Aquaculture provides an opportunity for environmentally sustainable economic growth and relies on the responsible use of the shared water resource for its existence. Underpinning the industry sector strategy is a commitment to environmental sustainability and stakeholder partnerships. Central and local government and communities are seeking to maximise the economic development benefits of a thriving aquaculture industry while minimising the possible negative impacts.

Councils regularly use mechanisms in the Resource Management Act (RMA) to recover the costs of consent processing and compliance monitoring, thereby reducing ratepayer costs and implementing user-pays principles. Otherwise the site costs of mitigation and clean-up of any adverse effects are left to the relevant local authority. To reduce the potential risk, a number of councils are placing or are considering placing bonds, or a requirement to provide a copy of an insurance policy, on both deemed coastal permits they have inherited responsibility for and all future marine farms. The industry is concerned about the generalised application of bonds, noting that amounts have been suggested in excess of the actual residual risk and that bond imposition may impose an undue financial burden on aquaculture businesses. All stakeholders are open to considering alternatives.

In order to achieve stakeholder goals, the resource management framework has to apply a consistent and equitable assessment of risks that accurately reflect the conditions in which aquaculture is managed in New Zealand, and that will facilitate the sustainable growth of the sector.

1.3 The approach

Stakeholder engagement has been critical to ensuring a successful outcome from this project. Information and insight were sought from a broad range of aquaculture stakeholders, including industry participants, industry bodies, research entities, councils, and government departments and agencies. Stakeholders have been consistently eager to achieve greater consensus on aquaculture risk management and residual risk treatment.

1.4 The report’s scope and aims

This report:

  • informs councils that are developing policy on risk assessment and management, and considering bonds and other alternatives to address any residual risks, and details the context within which these risks may arise in relation to aquaculture
  • provides an independent source of information for councils, industry and coastal communities
  • evaluates a range of risk management tools that can be used by councils
  • recognises industry best practice and reviews its contribution to the issue of risk management.

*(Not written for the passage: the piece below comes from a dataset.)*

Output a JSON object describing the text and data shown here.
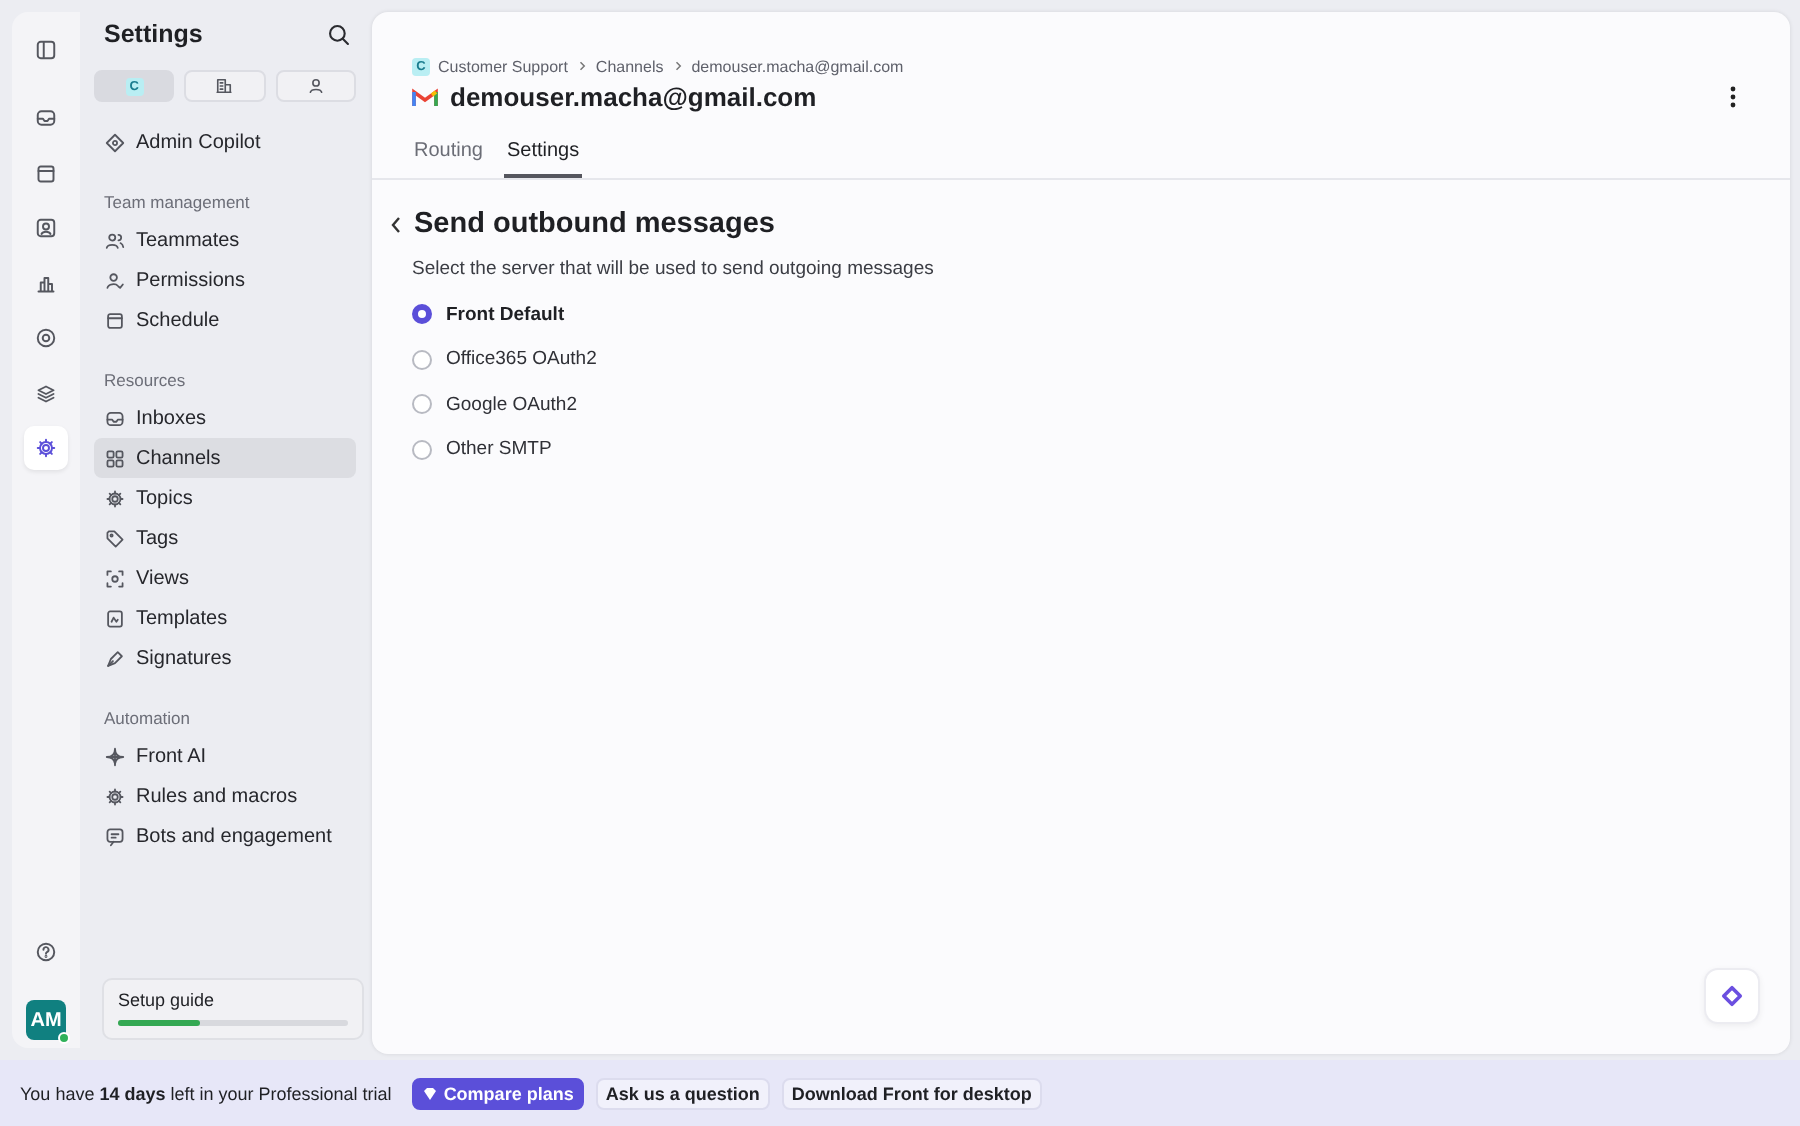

The report aims to provide a reliable point of reference for councils, industry and others dealing with the broad range of aquaculture risk management issues. To achieve this, it:

  • establishes risks and risk contexts with industry, regulators and community stakeholders
  • reviews risk assessment methodologies relevant to the New Zealand aquaculture setting
  • recommends a risk assessment technique applicable to aquaculture activities
  • conducts a preliminary assessment of the risks that may lead to farm abandonment
  • identifies, describes and evaluates a range of risk mitigation instruments, including those available under the RMA framework and risk treatment approaches for councils, with a particular focus on farm abandonment.

Key to the report is an understanding of the current set of aquaculture practices, economic conditions and regulatory framework relevant to New Zealand aquaculture, and the effect these have on the risks of farm abandonment and risk mitigation. Overall, the report delivers a framework for all sectors and stakeholders in the aquaculture industry in New Zealand that is sufficiently dynamic to be integrated into future aquaculture environments and future uses of the coastal marine area.


2 New Zealand Aquaculture Council, Annual Report 2006/07.